__The problem__
All entries must be repeated exactly. No picture should appear in the result.

__Exercise material__
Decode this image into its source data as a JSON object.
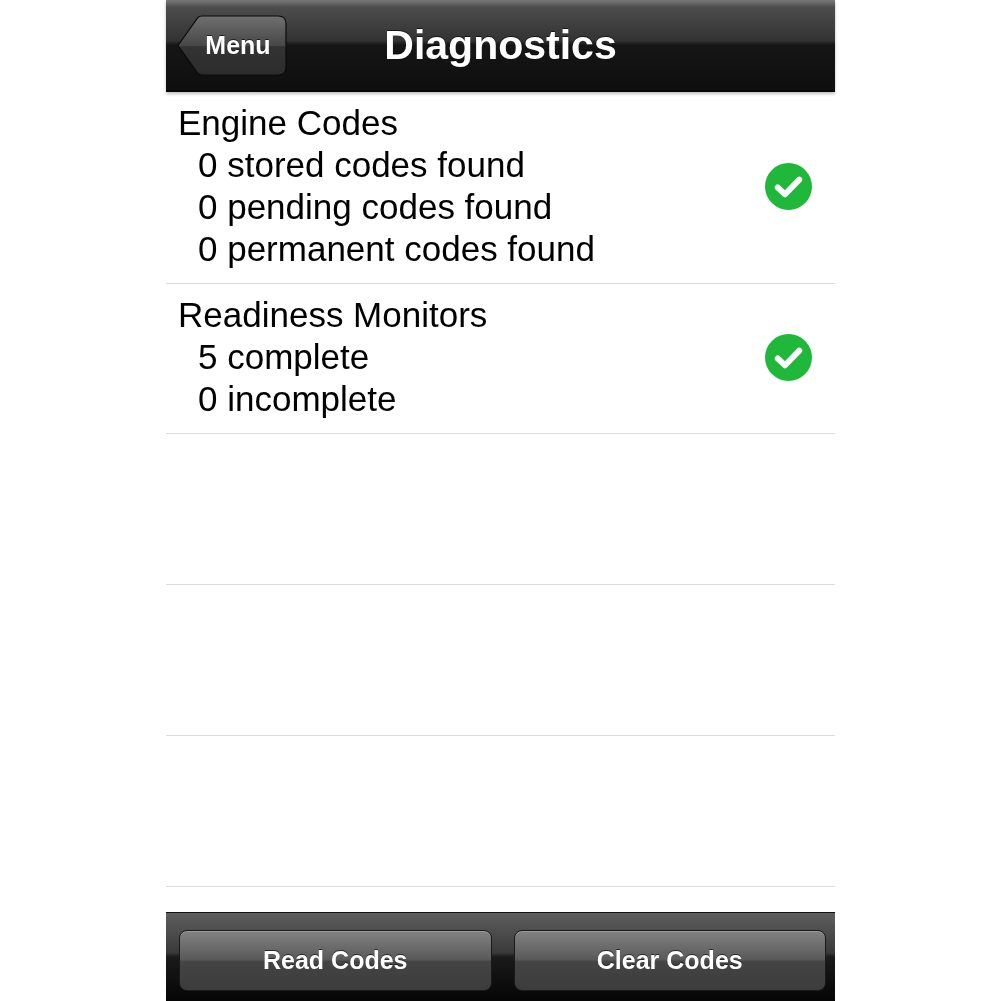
{
  "nav_bar": {
    "back_button": "Menu",
    "title": "Diagnostics"
  },
  "sections": [
    {
      "title": "Engine Codes",
      "lines": [
        "0 stored codes found",
        "0 pending codes found",
        "0 permanent codes found"
      ],
      "passed": true
    },
    {
      "title": "Readiness Monitors",
      "lines": [
        "5 complete",
        "0 incomplete"
      ],
      "passed": true
    }
  ],
  "toolbar": {
    "buttons": [
      "Read Codes",
      "Clear Codes"
    ]
  }
}
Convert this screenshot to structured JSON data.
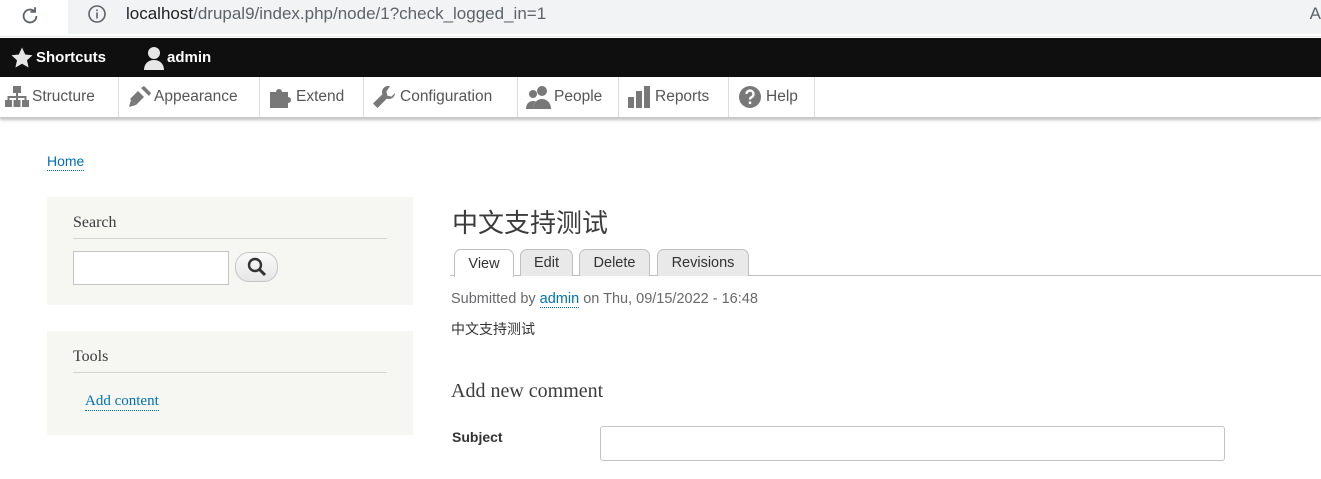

__Answer__
Decode this image into its source data as a JSON object.
{
  "nav_bar": {
    "back_button": "Menu",
    "title": "Diagnostics"
  },
  "sections": [
    {
      "title": "Engine Codes",
      "lines": [
        "0 stored codes found",
        "0 pending codes found",
        "0 permanent codes found"
      ],
      "passed": true
    },
    {
      "title": "Readiness Monitors",
      "lines": [
        "5 complete",
        "0 incomplete"
      ],
      "passed": true
    }
  ],
  "toolbar": {
    "buttons": [
      "Read Codes",
      "Clear Codes"
    ]
  }
}
Convert this screenshot to structured JSON data.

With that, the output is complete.